- Vitamin B12 an be found in meats, shellfish, poultry, fish, dairy, almond milk, nutritional yeast, and fortified soy and coconut milk.
If you notice that you begin having muscle cramps, your body could be craving potassium. A deficiency in potassium is typically caused by loss of fluid (excessive sweat, vomit, diarrhea).
- Potassium: Potassium is known to help build muscle and protein.
- A good source of potassium can be found in sweet potatoes, bananas, avocados, and coconut water.
So, you may be wondering, "will dietary supplements help get me all of the nutrients I need?" The best way to ensure that you are getting adequate amounts of vitamins and minerals is to make sure your diet includes each major food group, rather than relying only on dietary supplements. Some individuals may be lacking certain vitamins or minerals due to an underlying medical condition. Be sure to have your regular check-ups with your primary care physician so that the proper diagnoses and treatment can be made.
Feel free to contact Drs. Ali & Ali and the caring team at Wellesley Dental Group if you have any thoughts or concerns; they will be happy to answer your questions! Contact us today at 781-237-9071 or email@example.com to set up an appointment and consultation.

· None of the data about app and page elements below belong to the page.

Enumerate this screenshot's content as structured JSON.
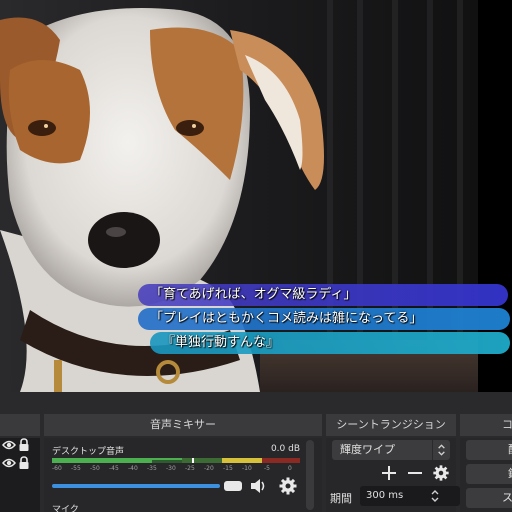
{
  "preview": {
    "comments": [
      "「育てあげれば、オグマ級ラディ」",
      "「プレイはともかくコメ読みは雑になってる」",
      "『単独行動すんな』"
    ]
  },
  "dock": {
    "mixer": {
      "title": "音声ミキサー",
      "tracks": [
        {
          "name": "デスクトップ音声",
          "db": "0.0 dB"
        },
        {
          "name": "マイク",
          "db": ""
        }
      ],
      "scale_ticks": [
        "-60",
        "-55",
        "-50",
        "-45",
        "-40",
        "-35",
        "-30",
        "-25",
        "-20",
        "-15",
        "-10",
        "-5",
        "0"
      ]
    },
    "transitions": {
      "title": "シーントランジション",
      "selected": "輝度ワイプ",
      "period_label": "期間",
      "period_value": "300 ms"
    },
    "controls": {
      "title": "コ",
      "buttons": [
        "配",
        "録",
        "スタ"
      ]
    }
  },
  "colors": {
    "comment1": "#3434cd",
    "comment2": "#1e82d2",
    "comment3": "#1eaac8",
    "meter_green": "#4caf50",
    "meter_yellow": "#d6c13a",
    "meter_red": "#c0392b",
    "slider_blue": "#3d8fe0"
  }
}
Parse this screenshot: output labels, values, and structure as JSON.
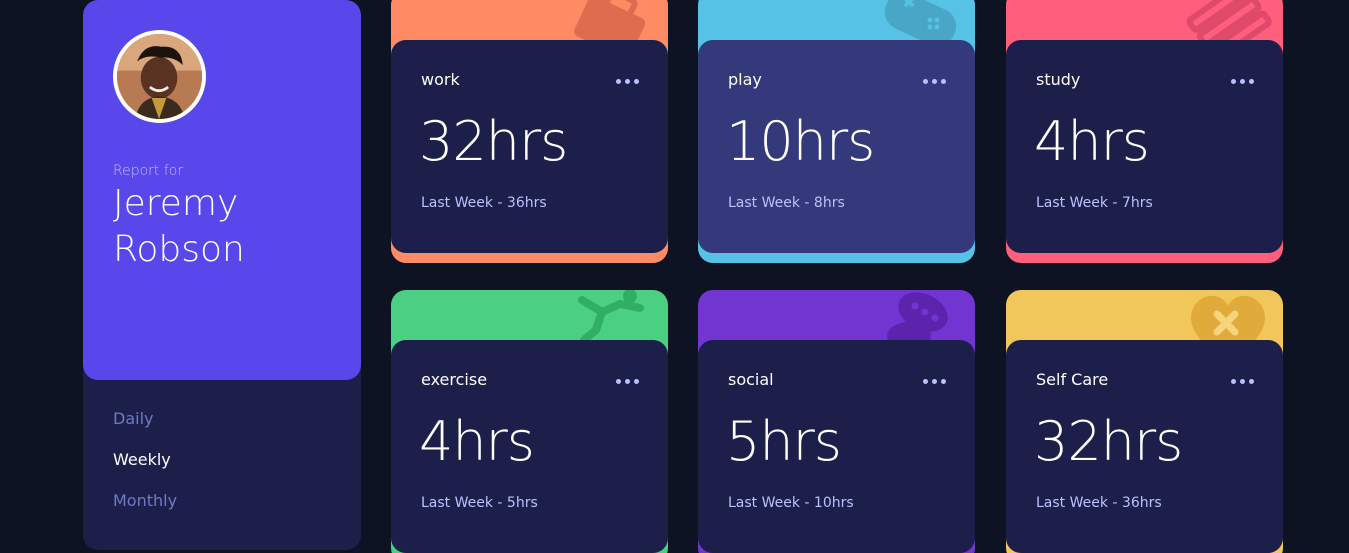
{
  "profile": {
    "report_for": "Report for",
    "name": "Jeremy Robson",
    "periods": [
      {
        "label": "Daily",
        "active": false
      },
      {
        "label": "Weekly",
        "active": true
      },
      {
        "label": "Monthly",
        "active": false
      }
    ]
  },
  "cards": [
    {
      "title": "work",
      "hours": "32hrs",
      "previous": "Last Week - 36hrs",
      "accent": "#ff8b64",
      "icon": "briefcase-icon"
    },
    {
      "title": "play",
      "hours": "10hrs",
      "previous": "Last Week - 8hrs",
      "accent": "#55c2e6",
      "icon": "gamepad-icon"
    },
    {
      "title": "study",
      "hours": "4hrs",
      "previous": "Last Week - 7hrs",
      "accent": "#ff5e7d",
      "icon": "books-icon"
    },
    {
      "title": "exercise",
      "hours": "4hrs",
      "previous": "Last Week - 5hrs",
      "accent": "#4bcf82",
      "icon": "running-icon"
    },
    {
      "title": "social",
      "hours": "5hrs",
      "previous": "Last Week - 10hrs",
      "accent": "#7335d2",
      "icon": "chat-icon"
    },
    {
      "title": "Self Care",
      "hours": "32hrs",
      "previous": "Last Week - 36hrs",
      "accent": "#f1c75b",
      "icon": "heart-icon"
    }
  ],
  "colors": {
    "background": "#0e1323",
    "card": "#1c1f4a",
    "card_hover": "#33397a",
    "profile": "#5847eb",
    "pale_blue": "#bbc0ff",
    "desaturated_blue": "#7078c9"
  }
}
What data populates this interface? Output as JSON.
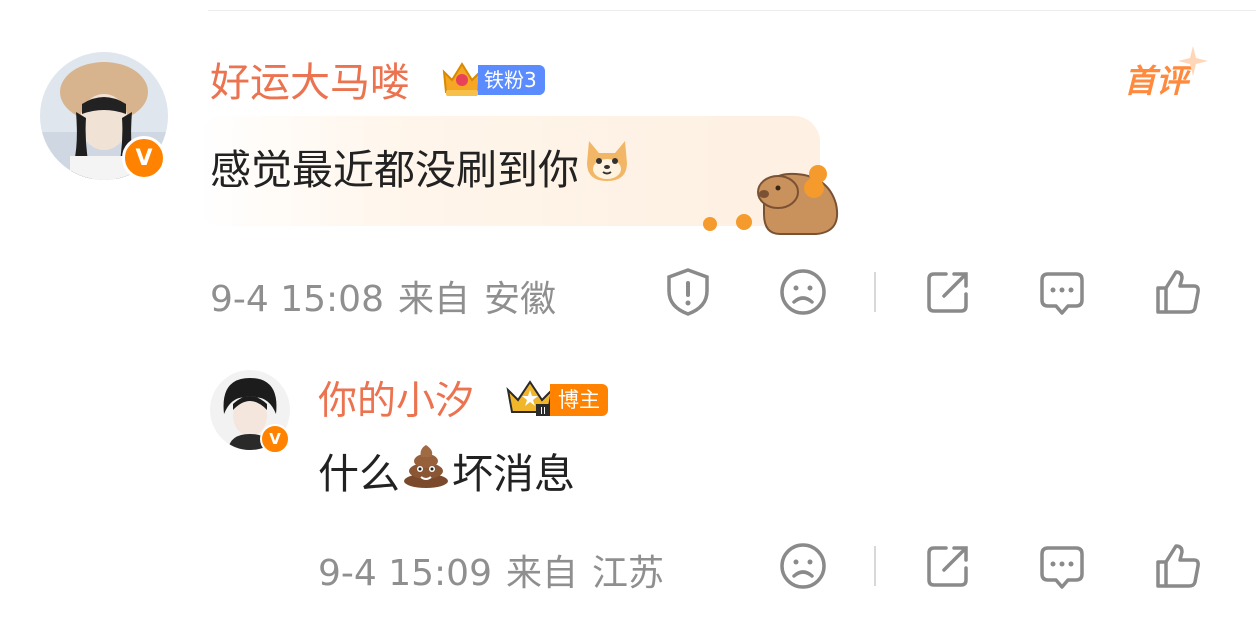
{
  "comment": {
    "username": "好运大马喽",
    "fan_badge": "铁粉3",
    "first_review_label": "首评",
    "text": "感觉最近都没刷到你",
    "date": "9-4 15:08",
    "source_prefix": "来自",
    "location": "安徽",
    "verified_mark": "V"
  },
  "reply": {
    "username": "你的小汐",
    "host_label": "博主",
    "text_before": "什么",
    "text_after": "坏消息",
    "date": "9-4 15:09",
    "source_prefix": "来自",
    "location": "江苏",
    "verified_mark": "V"
  },
  "icons": {
    "report": "report-shield-icon",
    "dislike": "sad-face-icon",
    "share": "share-icon",
    "reply": "comment-icon",
    "like": "thumbs-up-icon"
  },
  "colors": {
    "username": "#eb7350",
    "meta": "#8f8f8f",
    "badge_blue": "#5a8cff",
    "accent_orange": "#ff8200"
  }
}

Your little ones and teens are welcome to visit our pediatric dentist Dr. Derek. Dr. Emad is happy to help with your orthodontic needs. For wisdom teeth extractions or any other oral surgery needs Dr. Stephens would be more than willing to help.